Former Essex bowler Mervyn Westfield jailed: Kaneria implicated in English spot-fixing case
LONDON, Feb 17: Another case of corruption surfaced in Pakistan cricket on Friday as Test leg-spinner Danish Kaneria was named in a London court as being involved in a spot-fixing scam that led to the imprisonment of a former English county cricketer.
Prosecutors in the case of former Essex bowler Mervyn Westfield, who was sentenced to four months in jail on Friday, said the player had been lured into the fix after an approach by Kaneria.
The Old Bailey here heard that Kaneria told Westfield he would be paid to concede a certain number of runs in a particular over.
Prosecutor Nigel Peters QC said the deal emerged after another Essex player, Tony Palladino, showed Westfield “the most money he had ever seen”.
Kaneria was arrested in connection with the case in 2010 but later released without charge.
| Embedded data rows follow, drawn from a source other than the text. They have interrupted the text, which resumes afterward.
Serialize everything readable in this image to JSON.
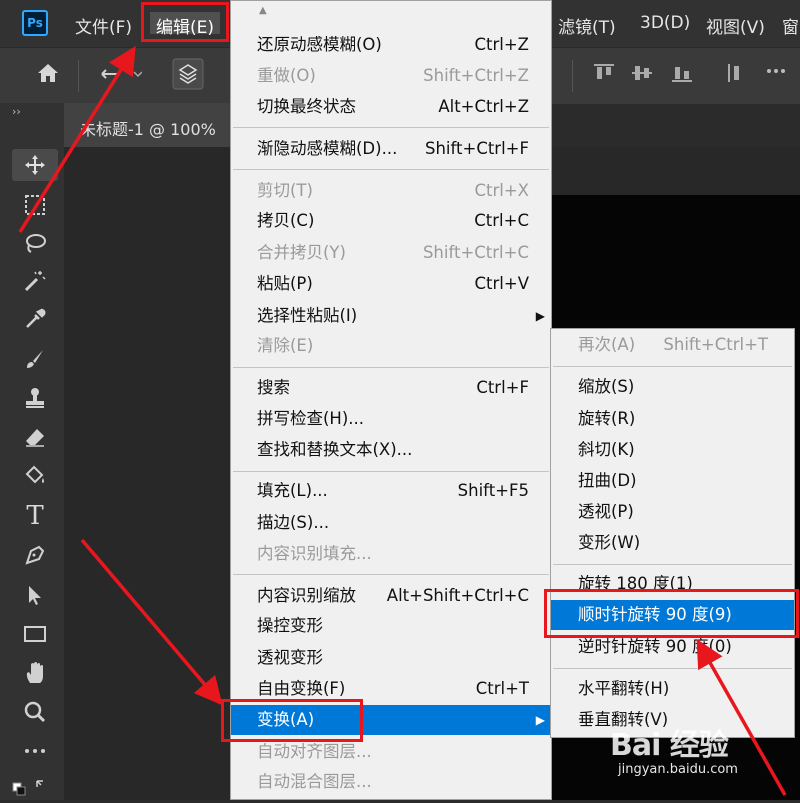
{
  "app": {
    "logo_text": "Ps",
    "menus": [
      {
        "label": "文件(F)"
      },
      {
        "label": "编辑(E)"
      },
      {
        "label": "滤镜(T)"
      },
      {
        "label": "3D(D)"
      },
      {
        "label": "视图(V)"
      },
      {
        "label": "窗"
      }
    ],
    "collapse": "››"
  },
  "document": {
    "tab_label": "未标题-1 @ 100%"
  },
  "edit_menu": {
    "items": [
      {
        "label": "还原动感模糊(O)",
        "shortcut": "Ctrl+Z",
        "disabled": false
      },
      {
        "label": "重做(O)",
        "shortcut": "Shift+Ctrl+Z",
        "disabled": true
      },
      {
        "label": "切换最终状态",
        "shortcut": "Alt+Ctrl+Z",
        "disabled": false
      },
      {
        "label": "渐隐动感模糊(D)...",
        "shortcut": "Shift+Ctrl+F",
        "disabled": false
      },
      {
        "label": "剪切(T)",
        "shortcut": "Ctrl+X",
        "disabled": true
      },
      {
        "label": "拷贝(C)",
        "shortcut": "Ctrl+C",
        "disabled": false
      },
      {
        "label": "合并拷贝(Y)",
        "shortcut": "Shift+Ctrl+C",
        "disabled": true
      },
      {
        "label": "粘贴(P)",
        "shortcut": "Ctrl+V",
        "disabled": false
      },
      {
        "label": "选择性粘贴(I)",
        "shortcut": "",
        "disabled": false
      },
      {
        "label": "清除(E)",
        "shortcut": "",
        "disabled": true
      },
      {
        "label": "搜索",
        "shortcut": "Ctrl+F",
        "disabled": false
      },
      {
        "label": "拼写检查(H)...",
        "shortcut": "",
        "disabled": false
      },
      {
        "label": "查找和替换文本(X)...",
        "shortcut": "",
        "disabled": false
      },
      {
        "label": "填充(L)...",
        "shortcut": "Shift+F5",
        "disabled": false
      },
      {
        "label": "描边(S)...",
        "shortcut": "",
        "disabled": false
      },
      {
        "label": "内容识别填充...",
        "shortcut": "",
        "disabled": true
      },
      {
        "label": "内容识别缩放",
        "shortcut": "Alt+Shift+Ctrl+C",
        "disabled": false
      },
      {
        "label": "操控变形",
        "shortcut": "",
        "disabled": false
      },
      {
        "label": "透视变形",
        "shortcut": "",
        "disabled": false
      },
      {
        "label": "自由变换(F)",
        "shortcut": "Ctrl+T",
        "disabled": false
      },
      {
        "label": "变换(A)",
        "shortcut": "",
        "disabled": false
      },
      {
        "label": "自动对齐图层...",
        "shortcut": "",
        "disabled": true
      },
      {
        "label": "自动混合图层...",
        "shortcut": "",
        "disabled": true
      }
    ]
  },
  "transform_menu": {
    "items": [
      {
        "label": "再次(A)",
        "shortcut": "Shift+Ctrl+T",
        "disabled": true
      },
      {
        "label": "缩放(S)",
        "disabled": false
      },
      {
        "label": "旋转(R)",
        "disabled": false
      },
      {
        "label": "斜切(K)",
        "disabled": false
      },
      {
        "label": "扭曲(D)",
        "disabled": false
      },
      {
        "label": "透视(P)",
        "disabled": false
      },
      {
        "label": "变形(W)",
        "disabled": false
      },
      {
        "label": "旋转 180 度(1)",
        "disabled": false
      },
      {
        "label": "顺时针旋转 90 度(9)",
        "disabled": false
      },
      {
        "label": "逆时针旋转 90 度(0)",
        "disabled": false
      },
      {
        "label": "水平翻转(H)",
        "disabled": false
      },
      {
        "label": "垂直翻转(V)",
        "disabled": false
      }
    ]
  },
  "watermark": {
    "logo": "Bai 经验",
    "url": "jingyan.baidu.com"
  },
  "colors": {
    "highlight_red": "#e8171e",
    "selection_blue": "#0078d7"
  }
}
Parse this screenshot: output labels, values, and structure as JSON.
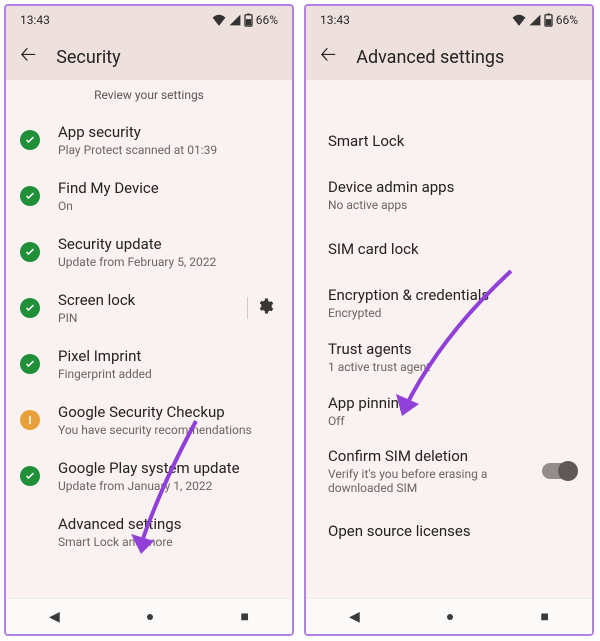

Westfield had admitted receiving £6,000 ($9,200) to bowl so that 12 runs would be scored in the first over of a 40-over match between Durham and Essex in September 2009, although in fact only 10 were scored.
“For financial gain, you [Westfield] betrayed the trust placed in you to play honestly and to the best of your ability,” judge Anthony Morris said at the Old Bailey. “If, because of corrupt payments, it cannot be guaranteed that every player will play to the best of his ability, the reality is that the enjoyment of many millions of people around the world who watch cricket, whether on television or at cricket grounds, will be destroyed.”
Morris said that “no legal domestic betting market appears to have been compromised by your corrupt agreement.”
“The inescapable inference is that the person who made the corrupt payment must have taken advantage of this information by seeking to influence a legal overseas market or an illegal market in this country or overseas,” he added.
International Cricket Council (ICC) chief executive Haroon Lorgat welcomed Westfield’s jail sentence.
“While the ICC takes no pleasure from anyone being sent to jail, it is a decision of the court which we support and I believe would act as a deterrent to anyone who is tempted to sully the good name of cricket,” Lorgat said.
The case took place against the backdrop of three Pakistan players — Salman Butt, Mohammad Asif and Mohammad Aamir — being jailed in Britain last year for their role in a separate spot-fixing scandal in a 2010 Test match against England at Lord’s.
Westfield’s defence team had told the Old Bailey before sentencing that Essex team-mate Kaneria pressured him into taking the corrupt payment.
“Kaneria and his associates targeted Westfield,” Westfield’s lawyer Mark Milliken-Smith said. “Westfield was on the verge of the squad, more susceptible for that reason. Less likely perhaps to be able to say no to the club’s international star, his future with the club uncertain.”
The court was told that other Essex players heard Kaneria mentioning spot-fixing but dismissed what he was saying as “banter”.
“There’s ways of making money, you don’t have to lose a game,” former Essex batsman Varun Chopra recalled Kaneria telling
him in an August 2009 phone call.
Meanwhile, Kaneria’s lawyer Farogh Naseem brushed aside Westfield’s claims.
“I think we can only take any step once the inquiry is finished,” Naseem told AFP in Karachi. “It is Westfield’s words against Kaneria and a lot will depend on what evidences he puts before the court against my client.”Naseem reiterated that Kaneria had
been cleared by the police.
“At the time of the police inquiry, Kaneria was not charged and cleared. The ICC cleared him so we feel that Kaneria was discharged in the case,” he said.
The Pakistan Cricket Board (PCB) withdrew Kaneria after he was selected for the series against South Africa in October 2010 and has since not cleared him for selection, apparently waiting for the Westfield inquiry to be completed.
Kaneria’s petition against the PCB to revive his career was dismissed by the Sindh High court in November last year and despite vowing to take the case to higher courts, Kaneria has not made any progress.
Kaneria was allowed to play domestic cricket, however, and has represented Sindh in the ongoing Pentangular Cup in Pakistan.
“The PCB will wait for the final judgement in Westfield’s case,” PCB lawyer Tafazzul Rizvi stated. “If some solid evidences are brought before the PCB, only then will we take action. At the moment there is a status quo in Kaneria’s case.
“Kaneria was not cleared by the integrity committee, which is required for every player to represent Pakistan.”
Pakistan captain Misbah-ul-Haq, meanwhile, said he was saddened by Kaneria’s implication in the case.
“This is really very disappointing for Pakistan cricket,” said Misbah in Dubai, on the eve of the third ODI against England
on Saturday. “I wish that by the Almighty’s grace such things will vanish from our cricket.”—Agencies